TASK TO COMPLETE -
Lines holding the string "Concentrator" are the ones to copy; find them all in the data.
____ INPUT FOR THIS TASK
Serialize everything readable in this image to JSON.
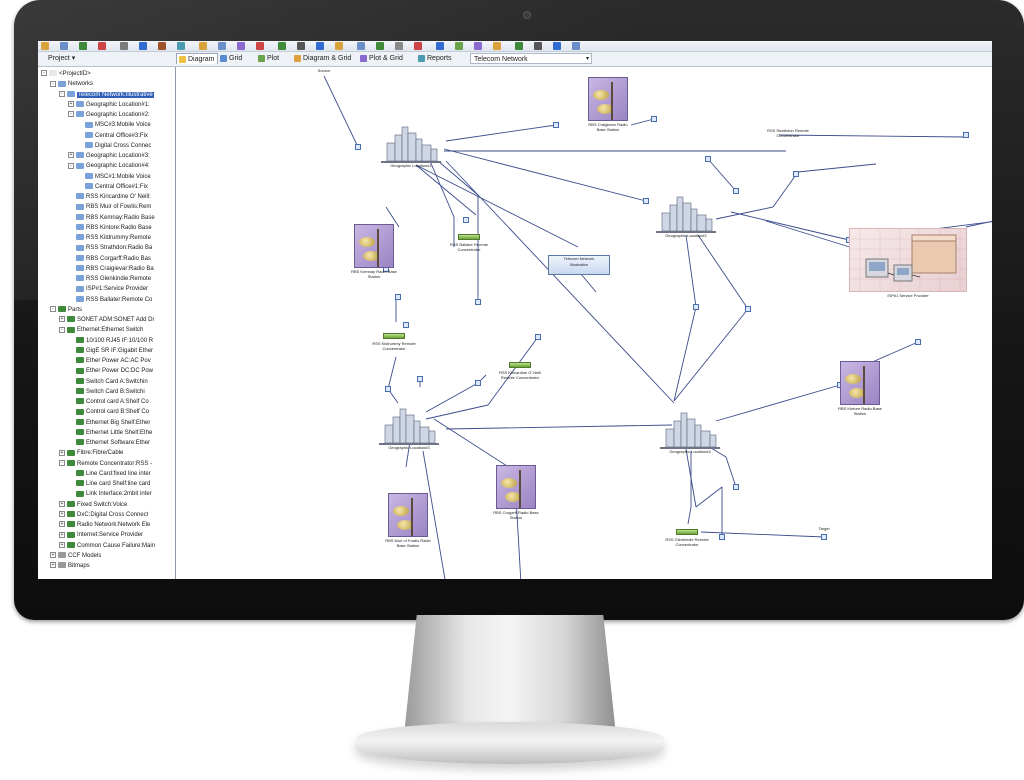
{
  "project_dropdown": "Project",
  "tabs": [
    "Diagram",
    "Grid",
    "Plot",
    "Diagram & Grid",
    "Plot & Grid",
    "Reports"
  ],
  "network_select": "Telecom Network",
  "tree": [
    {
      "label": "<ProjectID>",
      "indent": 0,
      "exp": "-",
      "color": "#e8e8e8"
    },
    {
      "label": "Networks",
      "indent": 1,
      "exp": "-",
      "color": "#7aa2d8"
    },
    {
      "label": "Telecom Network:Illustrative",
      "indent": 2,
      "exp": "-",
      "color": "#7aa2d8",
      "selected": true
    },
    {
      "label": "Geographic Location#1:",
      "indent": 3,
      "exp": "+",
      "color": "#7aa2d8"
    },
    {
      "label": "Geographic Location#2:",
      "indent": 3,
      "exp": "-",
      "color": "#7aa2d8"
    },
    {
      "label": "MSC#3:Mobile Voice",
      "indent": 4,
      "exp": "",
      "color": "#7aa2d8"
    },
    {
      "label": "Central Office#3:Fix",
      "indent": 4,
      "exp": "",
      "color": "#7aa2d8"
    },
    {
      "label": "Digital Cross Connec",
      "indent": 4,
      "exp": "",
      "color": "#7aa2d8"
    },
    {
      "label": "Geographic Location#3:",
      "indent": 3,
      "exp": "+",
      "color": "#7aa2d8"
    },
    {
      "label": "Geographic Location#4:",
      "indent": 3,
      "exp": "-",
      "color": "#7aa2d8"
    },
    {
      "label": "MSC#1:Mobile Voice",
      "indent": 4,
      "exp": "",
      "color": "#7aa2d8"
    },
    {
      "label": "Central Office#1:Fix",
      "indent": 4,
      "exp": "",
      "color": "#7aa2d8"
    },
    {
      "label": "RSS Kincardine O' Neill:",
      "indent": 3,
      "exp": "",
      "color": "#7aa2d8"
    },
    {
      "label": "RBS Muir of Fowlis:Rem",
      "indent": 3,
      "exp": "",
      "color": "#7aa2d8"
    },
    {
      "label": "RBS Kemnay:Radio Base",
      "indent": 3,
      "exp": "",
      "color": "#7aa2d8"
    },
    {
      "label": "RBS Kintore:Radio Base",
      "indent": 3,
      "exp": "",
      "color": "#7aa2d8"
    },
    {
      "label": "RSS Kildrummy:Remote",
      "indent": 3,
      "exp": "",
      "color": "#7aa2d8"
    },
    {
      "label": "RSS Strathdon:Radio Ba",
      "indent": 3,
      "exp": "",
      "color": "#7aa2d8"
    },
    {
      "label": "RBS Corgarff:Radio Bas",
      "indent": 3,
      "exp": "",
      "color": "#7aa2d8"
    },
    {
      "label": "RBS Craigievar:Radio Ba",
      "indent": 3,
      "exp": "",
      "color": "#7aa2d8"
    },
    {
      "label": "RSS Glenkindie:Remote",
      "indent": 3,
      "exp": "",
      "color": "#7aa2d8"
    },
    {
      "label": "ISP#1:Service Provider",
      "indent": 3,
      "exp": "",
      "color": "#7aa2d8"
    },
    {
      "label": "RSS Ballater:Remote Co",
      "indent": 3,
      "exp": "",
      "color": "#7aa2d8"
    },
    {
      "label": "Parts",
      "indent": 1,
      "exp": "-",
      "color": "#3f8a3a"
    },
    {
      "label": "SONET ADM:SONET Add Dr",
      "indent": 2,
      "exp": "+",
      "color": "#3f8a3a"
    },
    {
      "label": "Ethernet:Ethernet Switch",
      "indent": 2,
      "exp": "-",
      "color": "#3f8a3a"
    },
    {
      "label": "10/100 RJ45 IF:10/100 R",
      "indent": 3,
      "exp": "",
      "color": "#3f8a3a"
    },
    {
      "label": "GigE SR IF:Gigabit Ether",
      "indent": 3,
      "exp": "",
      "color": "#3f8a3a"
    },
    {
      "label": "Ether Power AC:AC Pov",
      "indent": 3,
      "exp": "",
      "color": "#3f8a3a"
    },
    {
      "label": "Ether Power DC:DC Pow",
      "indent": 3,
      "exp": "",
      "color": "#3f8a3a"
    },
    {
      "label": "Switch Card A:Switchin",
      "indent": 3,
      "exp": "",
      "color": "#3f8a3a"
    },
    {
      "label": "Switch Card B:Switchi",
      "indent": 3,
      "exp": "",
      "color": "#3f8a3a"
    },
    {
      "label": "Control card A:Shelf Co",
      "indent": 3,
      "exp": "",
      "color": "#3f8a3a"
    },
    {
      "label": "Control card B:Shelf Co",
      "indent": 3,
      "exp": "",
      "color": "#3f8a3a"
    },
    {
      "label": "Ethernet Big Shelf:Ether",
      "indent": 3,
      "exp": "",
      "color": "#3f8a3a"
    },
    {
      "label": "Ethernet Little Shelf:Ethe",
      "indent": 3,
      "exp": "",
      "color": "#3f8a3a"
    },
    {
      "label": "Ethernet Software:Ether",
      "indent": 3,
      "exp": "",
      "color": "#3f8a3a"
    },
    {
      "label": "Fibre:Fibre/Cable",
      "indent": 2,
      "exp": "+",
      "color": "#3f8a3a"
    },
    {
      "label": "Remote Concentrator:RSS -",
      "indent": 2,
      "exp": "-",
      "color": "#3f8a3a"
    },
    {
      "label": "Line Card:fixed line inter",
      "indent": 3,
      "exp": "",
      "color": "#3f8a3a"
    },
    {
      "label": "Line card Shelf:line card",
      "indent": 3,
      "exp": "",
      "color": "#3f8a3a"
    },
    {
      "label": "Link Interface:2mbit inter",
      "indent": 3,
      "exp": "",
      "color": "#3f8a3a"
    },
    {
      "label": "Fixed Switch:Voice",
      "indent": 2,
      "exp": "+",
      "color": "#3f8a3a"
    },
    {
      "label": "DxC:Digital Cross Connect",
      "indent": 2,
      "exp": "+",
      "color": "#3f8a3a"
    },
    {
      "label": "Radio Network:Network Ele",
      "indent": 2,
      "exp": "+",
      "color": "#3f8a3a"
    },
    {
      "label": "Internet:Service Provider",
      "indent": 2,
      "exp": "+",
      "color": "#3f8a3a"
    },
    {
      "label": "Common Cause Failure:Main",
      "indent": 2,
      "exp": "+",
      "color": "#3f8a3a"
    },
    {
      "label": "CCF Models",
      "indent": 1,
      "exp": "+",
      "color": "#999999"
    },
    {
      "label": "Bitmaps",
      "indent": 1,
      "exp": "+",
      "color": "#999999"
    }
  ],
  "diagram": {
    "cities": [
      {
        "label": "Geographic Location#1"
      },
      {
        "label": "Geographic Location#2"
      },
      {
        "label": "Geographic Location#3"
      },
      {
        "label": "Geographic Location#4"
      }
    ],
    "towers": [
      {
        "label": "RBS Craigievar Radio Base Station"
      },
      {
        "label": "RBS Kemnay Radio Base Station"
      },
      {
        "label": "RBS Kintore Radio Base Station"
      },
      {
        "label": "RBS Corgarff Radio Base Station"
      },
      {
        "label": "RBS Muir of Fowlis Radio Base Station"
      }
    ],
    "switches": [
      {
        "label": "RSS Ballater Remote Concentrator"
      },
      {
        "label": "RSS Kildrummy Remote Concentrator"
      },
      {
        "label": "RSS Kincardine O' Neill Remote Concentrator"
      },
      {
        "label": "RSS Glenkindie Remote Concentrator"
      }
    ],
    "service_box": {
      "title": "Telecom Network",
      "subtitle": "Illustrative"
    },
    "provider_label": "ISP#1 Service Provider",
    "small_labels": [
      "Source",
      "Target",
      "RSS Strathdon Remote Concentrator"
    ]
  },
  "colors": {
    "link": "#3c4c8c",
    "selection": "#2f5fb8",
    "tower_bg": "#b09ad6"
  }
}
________
ANSWER FOR THIS EXERCISE -
      "label": "Remote Concentrator:RSS -",
        "label": "RSS Ballater Remote Concentrator"
        "label": "RSS Kildrummy Remote Concentrator"
        "label": "RSS Kincardine O' Neill Remote Concentrator"
        "label": "RSS Glenkindie Remote Concentrator"
      "RSS Strathdon Remote Concentrator"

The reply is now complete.